At the college level, I'm not sure what we need to change, but we clearly need a different approach: The stories that currently flood the media are heart-wrenching, and my personal experiences lead me to believe they are only the tip of the iceberg. For heaven's sake, one of our most esteemed universities (and one of my alma maters) appears to have a long-term problem with gang rapes. How the $%^# did we let this happen?
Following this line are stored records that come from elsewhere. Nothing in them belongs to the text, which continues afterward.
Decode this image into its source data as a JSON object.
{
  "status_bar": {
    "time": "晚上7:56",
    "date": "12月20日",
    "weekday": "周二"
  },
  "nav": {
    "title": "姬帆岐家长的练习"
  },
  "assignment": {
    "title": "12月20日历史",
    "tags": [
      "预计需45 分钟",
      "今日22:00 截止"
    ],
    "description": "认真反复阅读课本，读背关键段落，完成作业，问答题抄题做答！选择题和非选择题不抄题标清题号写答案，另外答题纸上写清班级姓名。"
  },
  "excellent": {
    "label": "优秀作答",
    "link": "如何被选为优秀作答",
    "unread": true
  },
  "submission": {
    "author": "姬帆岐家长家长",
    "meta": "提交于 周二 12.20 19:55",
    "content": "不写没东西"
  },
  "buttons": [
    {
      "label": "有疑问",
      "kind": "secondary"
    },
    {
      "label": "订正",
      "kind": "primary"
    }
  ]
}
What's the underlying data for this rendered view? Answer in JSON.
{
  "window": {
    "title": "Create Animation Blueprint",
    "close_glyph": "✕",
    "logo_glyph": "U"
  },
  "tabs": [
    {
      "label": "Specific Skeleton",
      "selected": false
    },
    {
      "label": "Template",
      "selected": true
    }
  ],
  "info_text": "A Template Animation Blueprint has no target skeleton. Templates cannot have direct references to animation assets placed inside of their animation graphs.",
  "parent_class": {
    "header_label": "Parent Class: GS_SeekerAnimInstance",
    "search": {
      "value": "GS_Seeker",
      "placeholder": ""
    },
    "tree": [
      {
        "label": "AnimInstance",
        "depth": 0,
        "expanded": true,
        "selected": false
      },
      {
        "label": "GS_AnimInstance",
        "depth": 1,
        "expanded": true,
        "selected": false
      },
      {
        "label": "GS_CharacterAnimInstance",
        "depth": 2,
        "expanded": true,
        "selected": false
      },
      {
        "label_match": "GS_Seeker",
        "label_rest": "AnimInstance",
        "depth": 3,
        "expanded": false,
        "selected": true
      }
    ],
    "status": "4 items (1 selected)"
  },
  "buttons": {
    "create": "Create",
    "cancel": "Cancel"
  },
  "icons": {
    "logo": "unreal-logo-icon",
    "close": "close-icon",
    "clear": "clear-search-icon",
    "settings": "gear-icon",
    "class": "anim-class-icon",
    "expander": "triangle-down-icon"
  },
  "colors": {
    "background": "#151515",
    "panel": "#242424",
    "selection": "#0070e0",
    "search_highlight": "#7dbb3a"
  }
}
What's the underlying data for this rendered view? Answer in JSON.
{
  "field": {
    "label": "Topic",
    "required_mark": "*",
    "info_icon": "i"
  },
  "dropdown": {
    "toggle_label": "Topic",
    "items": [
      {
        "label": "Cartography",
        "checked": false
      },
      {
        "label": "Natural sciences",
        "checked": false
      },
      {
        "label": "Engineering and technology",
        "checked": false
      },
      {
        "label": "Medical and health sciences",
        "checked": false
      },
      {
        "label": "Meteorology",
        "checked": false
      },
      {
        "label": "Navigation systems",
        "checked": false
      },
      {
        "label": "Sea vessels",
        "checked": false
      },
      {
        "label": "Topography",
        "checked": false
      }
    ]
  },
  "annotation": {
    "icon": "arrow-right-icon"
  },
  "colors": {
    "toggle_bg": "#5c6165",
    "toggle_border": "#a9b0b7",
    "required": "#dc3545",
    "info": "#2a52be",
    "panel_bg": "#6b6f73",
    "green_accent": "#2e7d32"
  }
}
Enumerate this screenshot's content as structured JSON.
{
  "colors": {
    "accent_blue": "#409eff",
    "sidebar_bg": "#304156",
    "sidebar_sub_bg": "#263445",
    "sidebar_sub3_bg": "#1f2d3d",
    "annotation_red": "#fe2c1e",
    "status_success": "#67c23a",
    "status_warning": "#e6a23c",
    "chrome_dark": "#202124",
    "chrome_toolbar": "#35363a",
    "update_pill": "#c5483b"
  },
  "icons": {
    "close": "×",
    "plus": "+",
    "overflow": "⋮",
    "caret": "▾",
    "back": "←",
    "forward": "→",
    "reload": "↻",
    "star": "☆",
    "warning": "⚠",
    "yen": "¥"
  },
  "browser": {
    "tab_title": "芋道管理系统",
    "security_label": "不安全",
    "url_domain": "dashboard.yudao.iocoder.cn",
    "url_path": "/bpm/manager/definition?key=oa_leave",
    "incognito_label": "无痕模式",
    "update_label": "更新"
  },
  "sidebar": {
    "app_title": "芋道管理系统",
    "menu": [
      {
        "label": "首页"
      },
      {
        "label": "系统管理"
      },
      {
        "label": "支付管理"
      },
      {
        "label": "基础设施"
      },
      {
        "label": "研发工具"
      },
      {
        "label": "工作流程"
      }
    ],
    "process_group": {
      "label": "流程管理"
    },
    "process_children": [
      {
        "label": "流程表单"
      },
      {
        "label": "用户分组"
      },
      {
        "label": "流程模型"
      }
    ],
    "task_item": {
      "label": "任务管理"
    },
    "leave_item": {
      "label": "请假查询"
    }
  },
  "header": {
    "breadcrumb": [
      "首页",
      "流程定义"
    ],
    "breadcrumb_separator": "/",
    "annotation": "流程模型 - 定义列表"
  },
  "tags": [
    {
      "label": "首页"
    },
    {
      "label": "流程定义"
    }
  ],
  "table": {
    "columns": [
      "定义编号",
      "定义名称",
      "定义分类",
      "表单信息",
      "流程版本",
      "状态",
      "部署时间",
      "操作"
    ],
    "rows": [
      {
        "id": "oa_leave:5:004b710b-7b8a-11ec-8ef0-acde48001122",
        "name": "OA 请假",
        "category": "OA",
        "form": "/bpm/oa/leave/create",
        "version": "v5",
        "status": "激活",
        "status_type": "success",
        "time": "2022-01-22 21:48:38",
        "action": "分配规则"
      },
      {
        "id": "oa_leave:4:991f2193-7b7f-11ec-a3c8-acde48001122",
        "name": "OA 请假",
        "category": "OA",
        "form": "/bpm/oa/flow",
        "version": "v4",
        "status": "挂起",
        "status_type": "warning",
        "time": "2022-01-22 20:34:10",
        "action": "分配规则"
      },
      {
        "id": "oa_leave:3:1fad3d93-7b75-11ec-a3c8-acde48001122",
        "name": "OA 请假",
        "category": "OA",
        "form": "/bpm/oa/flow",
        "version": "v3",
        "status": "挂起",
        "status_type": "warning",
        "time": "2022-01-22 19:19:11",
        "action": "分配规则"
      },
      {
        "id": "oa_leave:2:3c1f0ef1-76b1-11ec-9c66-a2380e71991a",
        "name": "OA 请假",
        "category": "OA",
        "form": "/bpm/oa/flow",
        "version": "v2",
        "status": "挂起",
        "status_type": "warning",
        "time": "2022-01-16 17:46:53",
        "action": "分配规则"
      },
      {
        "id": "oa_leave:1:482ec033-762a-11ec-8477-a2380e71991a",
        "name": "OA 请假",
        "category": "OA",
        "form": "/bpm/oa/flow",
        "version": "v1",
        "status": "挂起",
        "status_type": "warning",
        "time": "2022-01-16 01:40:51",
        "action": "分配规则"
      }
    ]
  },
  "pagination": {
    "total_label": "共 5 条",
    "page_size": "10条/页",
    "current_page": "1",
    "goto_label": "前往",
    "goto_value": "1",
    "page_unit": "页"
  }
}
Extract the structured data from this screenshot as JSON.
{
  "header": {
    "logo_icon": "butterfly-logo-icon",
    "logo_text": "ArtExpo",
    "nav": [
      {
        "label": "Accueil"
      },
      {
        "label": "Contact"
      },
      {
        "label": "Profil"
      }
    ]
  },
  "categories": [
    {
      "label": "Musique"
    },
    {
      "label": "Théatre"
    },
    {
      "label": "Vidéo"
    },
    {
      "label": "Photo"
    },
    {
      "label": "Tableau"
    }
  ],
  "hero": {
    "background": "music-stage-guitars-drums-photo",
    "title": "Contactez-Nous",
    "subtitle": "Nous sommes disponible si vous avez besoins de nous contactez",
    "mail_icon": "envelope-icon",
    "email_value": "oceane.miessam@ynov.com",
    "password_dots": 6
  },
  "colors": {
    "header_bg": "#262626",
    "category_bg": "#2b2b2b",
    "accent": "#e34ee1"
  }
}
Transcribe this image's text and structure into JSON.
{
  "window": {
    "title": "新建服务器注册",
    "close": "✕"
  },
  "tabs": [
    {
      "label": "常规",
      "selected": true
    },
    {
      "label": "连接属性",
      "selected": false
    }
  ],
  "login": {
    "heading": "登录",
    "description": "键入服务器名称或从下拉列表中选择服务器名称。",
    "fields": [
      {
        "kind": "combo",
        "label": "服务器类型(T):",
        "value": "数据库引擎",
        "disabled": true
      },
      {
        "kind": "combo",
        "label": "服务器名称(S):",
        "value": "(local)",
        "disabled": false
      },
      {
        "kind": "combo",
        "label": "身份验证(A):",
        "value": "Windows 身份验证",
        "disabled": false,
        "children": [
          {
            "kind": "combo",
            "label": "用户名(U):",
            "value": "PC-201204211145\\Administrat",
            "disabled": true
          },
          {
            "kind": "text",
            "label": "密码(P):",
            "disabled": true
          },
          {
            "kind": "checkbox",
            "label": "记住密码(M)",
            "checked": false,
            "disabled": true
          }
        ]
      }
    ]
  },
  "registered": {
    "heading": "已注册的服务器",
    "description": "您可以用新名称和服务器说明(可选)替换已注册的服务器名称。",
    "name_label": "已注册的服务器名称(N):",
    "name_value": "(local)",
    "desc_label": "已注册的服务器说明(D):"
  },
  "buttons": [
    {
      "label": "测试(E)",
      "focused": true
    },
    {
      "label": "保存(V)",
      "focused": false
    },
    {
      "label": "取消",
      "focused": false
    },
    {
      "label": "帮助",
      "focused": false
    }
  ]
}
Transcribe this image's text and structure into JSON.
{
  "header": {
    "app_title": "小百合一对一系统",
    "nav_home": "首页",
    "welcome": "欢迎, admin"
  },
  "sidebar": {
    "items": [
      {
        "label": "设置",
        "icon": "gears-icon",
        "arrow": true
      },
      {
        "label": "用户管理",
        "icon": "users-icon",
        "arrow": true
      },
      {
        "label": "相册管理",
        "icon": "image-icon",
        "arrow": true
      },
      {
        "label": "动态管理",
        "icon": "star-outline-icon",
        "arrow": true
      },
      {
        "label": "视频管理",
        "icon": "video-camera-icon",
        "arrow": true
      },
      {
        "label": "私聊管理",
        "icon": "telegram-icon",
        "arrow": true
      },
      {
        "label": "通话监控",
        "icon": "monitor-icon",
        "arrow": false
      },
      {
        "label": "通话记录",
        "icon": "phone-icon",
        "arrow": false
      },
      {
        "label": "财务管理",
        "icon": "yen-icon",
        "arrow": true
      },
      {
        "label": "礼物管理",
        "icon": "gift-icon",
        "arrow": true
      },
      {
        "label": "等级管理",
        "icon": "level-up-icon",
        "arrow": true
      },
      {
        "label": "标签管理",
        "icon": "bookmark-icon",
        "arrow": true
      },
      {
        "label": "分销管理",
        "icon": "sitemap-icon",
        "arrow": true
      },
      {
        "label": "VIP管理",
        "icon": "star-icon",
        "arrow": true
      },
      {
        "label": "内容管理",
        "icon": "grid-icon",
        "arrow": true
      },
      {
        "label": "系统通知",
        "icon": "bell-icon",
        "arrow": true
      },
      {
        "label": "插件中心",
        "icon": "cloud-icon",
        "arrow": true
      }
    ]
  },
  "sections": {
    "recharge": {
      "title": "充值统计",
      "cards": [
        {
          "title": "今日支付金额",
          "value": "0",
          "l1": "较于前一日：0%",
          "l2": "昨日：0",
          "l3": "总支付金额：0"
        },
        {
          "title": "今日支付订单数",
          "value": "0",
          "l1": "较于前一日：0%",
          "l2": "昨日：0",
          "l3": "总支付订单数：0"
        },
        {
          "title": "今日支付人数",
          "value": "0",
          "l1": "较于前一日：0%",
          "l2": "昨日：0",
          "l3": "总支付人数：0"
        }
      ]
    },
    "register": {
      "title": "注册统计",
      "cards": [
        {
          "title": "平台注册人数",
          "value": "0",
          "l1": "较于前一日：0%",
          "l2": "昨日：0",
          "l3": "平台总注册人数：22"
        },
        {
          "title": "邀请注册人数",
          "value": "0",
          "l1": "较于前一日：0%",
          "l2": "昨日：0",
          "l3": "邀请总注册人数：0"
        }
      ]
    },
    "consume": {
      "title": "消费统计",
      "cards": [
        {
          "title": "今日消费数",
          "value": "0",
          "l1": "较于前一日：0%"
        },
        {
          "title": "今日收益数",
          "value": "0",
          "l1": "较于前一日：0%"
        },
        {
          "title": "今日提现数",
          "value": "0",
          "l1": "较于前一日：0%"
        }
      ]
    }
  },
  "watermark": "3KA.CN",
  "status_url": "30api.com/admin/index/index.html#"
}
Here's an admittedly simplistic proposal that may help: Rethink the mechanisms for Title IX that deal with sexual violence in college. Require universities to have comprehensive prevention programs in place, and require them to document the effectiveness of those programs (so we're talking about more than a one-hour lecture during orientation). In other words, let universities educate. But stop requiring them to adjudicate these cases. We'd never expect a university to "handle" a murder case, and the preponderance of evidence suggests that universities aren't doing a good job "handling" sexual and intimate partner violence. Universities don't have the resources to create a shadow justice system for extremely serious, violent crimes, yet we currently require them to do so. Is it any wonder that victims continue to come forward with stories of how they were counseled by university staff not to file complaints?
Of course, the criminal justice system is hardly doing a great job with sexual violence crimes, but it can't do much worse than many universities. Let's let the criminal justice system handle the crimes, freeing up our K-20 institutions to focus tightly on working with victims, prevention, and changing the culture that considers sexual violence to be inevitable. Not doing so will allow the current situation to continue, one in which families send their daughters to college and pray they don't get the call in the middle of the night. That's the stuff of nightmares, and that's our current reality.
I warned you this was going to end in a dark place.